— Data records —
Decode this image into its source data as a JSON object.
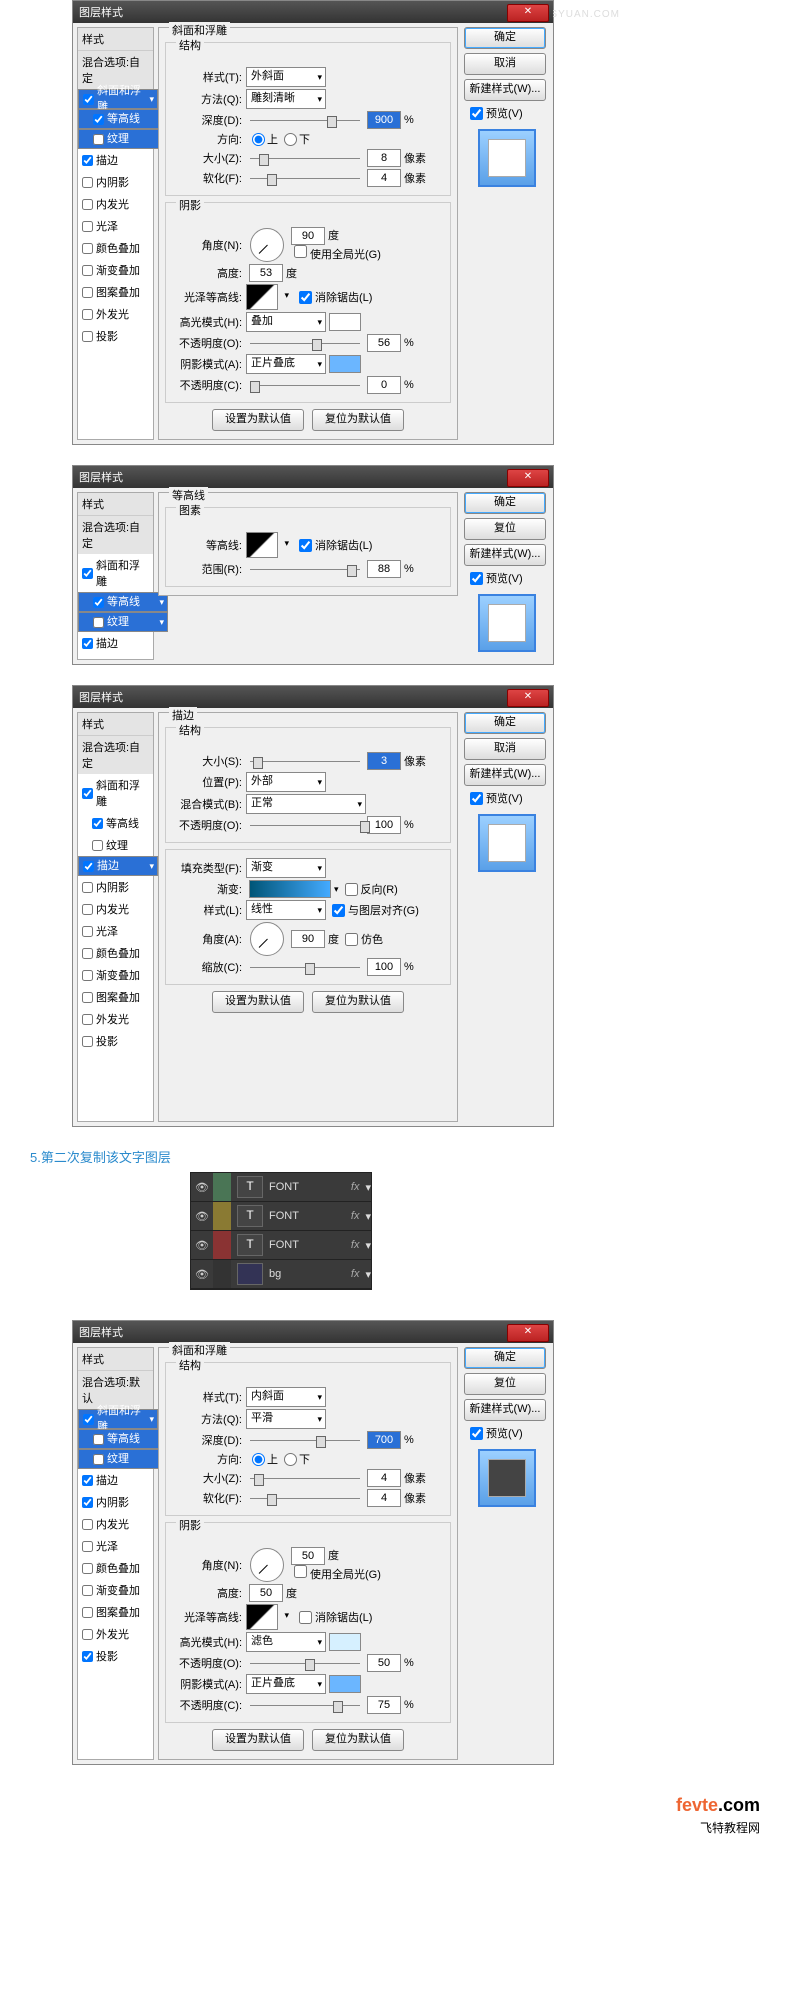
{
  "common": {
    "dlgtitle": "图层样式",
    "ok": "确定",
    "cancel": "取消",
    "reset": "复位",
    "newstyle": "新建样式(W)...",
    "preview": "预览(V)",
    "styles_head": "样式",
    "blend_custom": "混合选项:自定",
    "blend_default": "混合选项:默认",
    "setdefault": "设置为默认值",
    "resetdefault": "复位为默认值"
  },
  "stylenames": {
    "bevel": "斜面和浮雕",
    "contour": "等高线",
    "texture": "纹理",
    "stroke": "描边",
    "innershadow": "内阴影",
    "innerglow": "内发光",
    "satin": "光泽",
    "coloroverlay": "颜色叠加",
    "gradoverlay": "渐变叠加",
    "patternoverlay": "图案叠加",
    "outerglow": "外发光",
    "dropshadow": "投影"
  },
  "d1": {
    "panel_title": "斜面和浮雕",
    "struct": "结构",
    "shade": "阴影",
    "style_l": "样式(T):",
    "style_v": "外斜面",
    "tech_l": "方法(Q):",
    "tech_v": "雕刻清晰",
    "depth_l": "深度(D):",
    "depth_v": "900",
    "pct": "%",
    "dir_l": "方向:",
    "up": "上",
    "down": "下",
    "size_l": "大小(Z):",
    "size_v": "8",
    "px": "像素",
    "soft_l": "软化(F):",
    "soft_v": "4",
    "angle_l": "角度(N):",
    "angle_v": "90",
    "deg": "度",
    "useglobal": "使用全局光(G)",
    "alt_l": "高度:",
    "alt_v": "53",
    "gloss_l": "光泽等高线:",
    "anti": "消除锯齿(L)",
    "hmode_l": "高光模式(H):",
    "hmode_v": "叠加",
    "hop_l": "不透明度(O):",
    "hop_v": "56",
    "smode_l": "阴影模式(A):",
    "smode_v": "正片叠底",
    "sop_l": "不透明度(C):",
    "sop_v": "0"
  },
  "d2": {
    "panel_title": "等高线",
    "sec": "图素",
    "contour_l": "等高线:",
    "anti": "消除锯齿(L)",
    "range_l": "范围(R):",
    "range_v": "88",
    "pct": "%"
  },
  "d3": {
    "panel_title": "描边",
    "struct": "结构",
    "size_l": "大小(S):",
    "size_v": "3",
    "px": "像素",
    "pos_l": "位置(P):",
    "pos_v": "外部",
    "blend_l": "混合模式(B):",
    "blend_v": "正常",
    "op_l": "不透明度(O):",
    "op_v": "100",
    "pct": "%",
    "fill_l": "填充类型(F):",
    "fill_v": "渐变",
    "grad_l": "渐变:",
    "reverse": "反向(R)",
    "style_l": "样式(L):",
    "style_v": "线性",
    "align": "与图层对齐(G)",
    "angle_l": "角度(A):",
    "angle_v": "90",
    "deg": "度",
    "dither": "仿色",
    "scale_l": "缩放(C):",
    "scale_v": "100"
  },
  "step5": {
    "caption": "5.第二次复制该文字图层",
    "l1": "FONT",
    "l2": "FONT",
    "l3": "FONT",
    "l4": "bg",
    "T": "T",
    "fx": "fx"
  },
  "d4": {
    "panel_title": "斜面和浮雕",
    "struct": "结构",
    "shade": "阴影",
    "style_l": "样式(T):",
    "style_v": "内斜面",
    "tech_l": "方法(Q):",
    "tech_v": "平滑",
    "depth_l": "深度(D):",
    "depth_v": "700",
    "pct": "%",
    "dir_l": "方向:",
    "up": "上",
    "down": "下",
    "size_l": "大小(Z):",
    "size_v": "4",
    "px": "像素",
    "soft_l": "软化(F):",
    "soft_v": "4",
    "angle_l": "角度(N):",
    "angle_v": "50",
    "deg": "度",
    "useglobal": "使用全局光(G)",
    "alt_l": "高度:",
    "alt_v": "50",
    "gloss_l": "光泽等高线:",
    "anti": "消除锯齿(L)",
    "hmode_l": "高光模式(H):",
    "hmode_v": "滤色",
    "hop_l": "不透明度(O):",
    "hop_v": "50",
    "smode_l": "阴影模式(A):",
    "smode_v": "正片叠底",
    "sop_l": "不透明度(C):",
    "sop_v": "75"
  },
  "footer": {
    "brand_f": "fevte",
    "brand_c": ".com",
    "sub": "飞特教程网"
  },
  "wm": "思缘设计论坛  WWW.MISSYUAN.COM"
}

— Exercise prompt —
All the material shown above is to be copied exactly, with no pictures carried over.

— Exercise solution —
Decode this image into its source data as a JSON object.
{
  "common": {
    "dlgtitle": "图层样式",
    "ok": "确定",
    "cancel": "取消",
    "reset": "复位",
    "newstyle": "新建样式(W)...",
    "preview": "预览(V)",
    "styles_head": "样式",
    "blend_custom": "混合选项:自定",
    "blend_default": "混合选项:默认",
    "setdefault": "设置为默认值",
    "resetdefault": "复位为默认值"
  },
  "stylenames": {
    "bevel": "斜面和浮雕",
    "contour": "等高线",
    "texture": "纹理",
    "stroke": "描边",
    "innershadow": "内阴影",
    "innerglow": "内发光",
    "satin": "光泽",
    "coloroverlay": "颜色叠加",
    "gradoverlay": "渐变叠加",
    "patternoverlay": "图案叠加",
    "outerglow": "外发光",
    "dropshadow": "投影"
  },
  "d1": {
    "panel_title": "斜面和浮雕",
    "struct": "结构",
    "shade": "阴影",
    "style_l": "样式(T):",
    "style_v": "外斜面",
    "tech_l": "方法(Q):",
    "tech_v": "雕刻清晰",
    "depth_l": "深度(D):",
    "depth_v": "900",
    "pct": "%",
    "dir_l": "方向:",
    "up": "上",
    "down": "下",
    "size_l": "大小(Z):",
    "size_v": "8",
    "px": "像素",
    "soft_l": "软化(F):",
    "soft_v": "4",
    "angle_l": "角度(N):",
    "angle_v": "90",
    "deg": "度",
    "useglobal": "使用全局光(G)",
    "alt_l": "高度:",
    "alt_v": "53",
    "gloss_l": "光泽等高线:",
    "anti": "消除锯齿(L)",
    "hmode_l": "高光模式(H):",
    "hmode_v": "叠加",
    "hop_l": "不透明度(O):",
    "hop_v": "56",
    "smode_l": "阴影模式(A):",
    "smode_v": "正片叠底",
    "sop_l": "不透明度(C):",
    "sop_v": "0"
  },
  "d2": {
    "panel_title": "等高线",
    "sec": "图素",
    "contour_l": "等高线:",
    "anti": "消除锯齿(L)",
    "range_l": "范围(R):",
    "range_v": "88",
    "pct": "%"
  },
  "d3": {
    "panel_title": "描边",
    "struct": "结构",
    "size_l": "大小(S):",
    "size_v": "3",
    "px": "像素",
    "pos_l": "位置(P):",
    "pos_v": "外部",
    "blend_l": "混合模式(B):",
    "blend_v": "正常",
    "op_l": "不透明度(O):",
    "op_v": "100",
    "pct": "%",
    "fill_l": "填充类型(F):",
    "fill_v": "渐变",
    "grad_l": "渐变:",
    "reverse": "反向(R)",
    "style_l": "样式(L):",
    "style_v": "线性",
    "align": "与图层对齐(G)",
    "angle_l": "角度(A):",
    "angle_v": "90",
    "deg": "度",
    "dither": "仿色",
    "scale_l": "缩放(C):",
    "scale_v": "100"
  },
  "step5": {
    "caption": "5.第二次复制该文字图层",
    "l1": "FONT",
    "l2": "FONT",
    "l3": "FONT",
    "l4": "bg",
    "T": "T",
    "fx": "fx"
  },
  "d4": {
    "panel_title": "斜面和浮雕",
    "struct": "结构",
    "shade": "阴影",
    "style_l": "样式(T):",
    "style_v": "内斜面",
    "tech_l": "方法(Q):",
    "tech_v": "平滑",
    "depth_l": "深度(D):",
    "depth_v": "700",
    "pct": "%",
    "dir_l": "方向:",
    "up": "上",
    "down": "下",
    "size_l": "大小(Z):",
    "size_v": "4",
    "px": "像素",
    "soft_l": "软化(F):",
    "soft_v": "4",
    "angle_l": "角度(N):",
    "angle_v": "50",
    "deg": "度",
    "useglobal": "使用全局光(G)",
    "alt_l": "高度:",
    "alt_v": "50",
    "gloss_l": "光泽等高线:",
    "anti": "消除锯齿(L)",
    "hmode_l": "高光模式(H):",
    "hmode_v": "滤色",
    "hop_l": "不透明度(O):",
    "hop_v": "50",
    "smode_l": "阴影模式(A):",
    "smode_v": "正片叠底",
    "sop_l": "不透明度(C):",
    "sop_v": "75"
  },
  "footer": {
    "brand_f": "fevte",
    "brand_c": ".com",
    "sub": "飞特教程网"
  },
  "wm": "思缘设计论坛  WWW.MISSYUAN.COM"
}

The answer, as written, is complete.